*Task details*: Below are some records: retype them all exactly, but not the pictures.

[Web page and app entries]

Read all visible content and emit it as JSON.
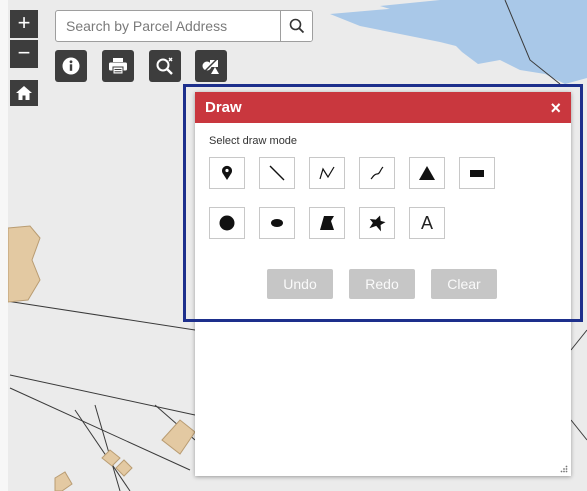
{
  "map": {
    "water_color": "#a9c8e8",
    "parcel_color": "#e3c9a2",
    "line_color": "#3a3a3a"
  },
  "controls": {
    "zoom_in_label": "+",
    "zoom_out_label": "−",
    "home_icon": "home-icon"
  },
  "search": {
    "placeholder": "Search by Parcel Address",
    "value": ""
  },
  "toolbar": {
    "icons": [
      "info-icon",
      "print-icon",
      "zoom-search-icon",
      "draw-icon"
    ]
  },
  "panel": {
    "title": "Draw",
    "close_label": "×",
    "header_color": "#c9373e",
    "mode_label": "Select draw mode",
    "modes": [
      {
        "name": "point",
        "icon": "point-marker-icon"
      },
      {
        "name": "line",
        "icon": "line-icon"
      },
      {
        "name": "polyline",
        "icon": "polyline-icon"
      },
      {
        "name": "freehand-polyline",
        "icon": "freehand-line-icon"
      },
      {
        "name": "triangle",
        "icon": "triangle-icon"
      },
      {
        "name": "rectangle",
        "icon": "rectangle-icon"
      },
      {
        "name": "circle",
        "icon": "circle-icon"
      },
      {
        "name": "ellipse",
        "icon": "ellipse-icon"
      },
      {
        "name": "polygon",
        "icon": "polygon-icon"
      },
      {
        "name": "freehand-polygon",
        "icon": "freehand-polygon-icon"
      },
      {
        "name": "text",
        "icon": "text-icon",
        "label": "A"
      }
    ],
    "actions": {
      "undo": "Undo",
      "redo": "Redo",
      "clear": "Clear"
    }
  },
  "highlight_color": "#1d2f8c"
}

*Response*:
Read all visible content and emit it as JSON.
{
  "map": {
    "water_color": "#a9c8e8",
    "parcel_color": "#e3c9a2",
    "line_color": "#3a3a3a"
  },
  "controls": {
    "zoom_in_label": "+",
    "zoom_out_label": "−",
    "home_icon": "home-icon"
  },
  "search": {
    "placeholder": "Search by Parcel Address",
    "value": ""
  },
  "toolbar": {
    "icons": [
      "info-icon",
      "print-icon",
      "zoom-search-icon",
      "draw-icon"
    ]
  },
  "panel": {
    "title": "Draw",
    "close_label": "×",
    "header_color": "#c9373e",
    "mode_label": "Select draw mode",
    "modes": [
      {
        "name": "point",
        "icon": "point-marker-icon"
      },
      {
        "name": "line",
        "icon": "line-icon"
      },
      {
        "name": "polyline",
        "icon": "polyline-icon"
      },
      {
        "name": "freehand-polyline",
        "icon": "freehand-line-icon"
      },
      {
        "name": "triangle",
        "icon": "triangle-icon"
      },
      {
        "name": "rectangle",
        "icon": "rectangle-icon"
      },
      {
        "name": "circle",
        "icon": "circle-icon"
      },
      {
        "name": "ellipse",
        "icon": "ellipse-icon"
      },
      {
        "name": "polygon",
        "icon": "polygon-icon"
      },
      {
        "name": "freehand-polygon",
        "icon": "freehand-polygon-icon"
      },
      {
        "name": "text",
        "icon": "text-icon",
        "label": "A"
      }
    ],
    "actions": {
      "undo": "Undo",
      "redo": "Redo",
      "clear": "Clear"
    }
  },
  "highlight_color": "#1d2f8c"
}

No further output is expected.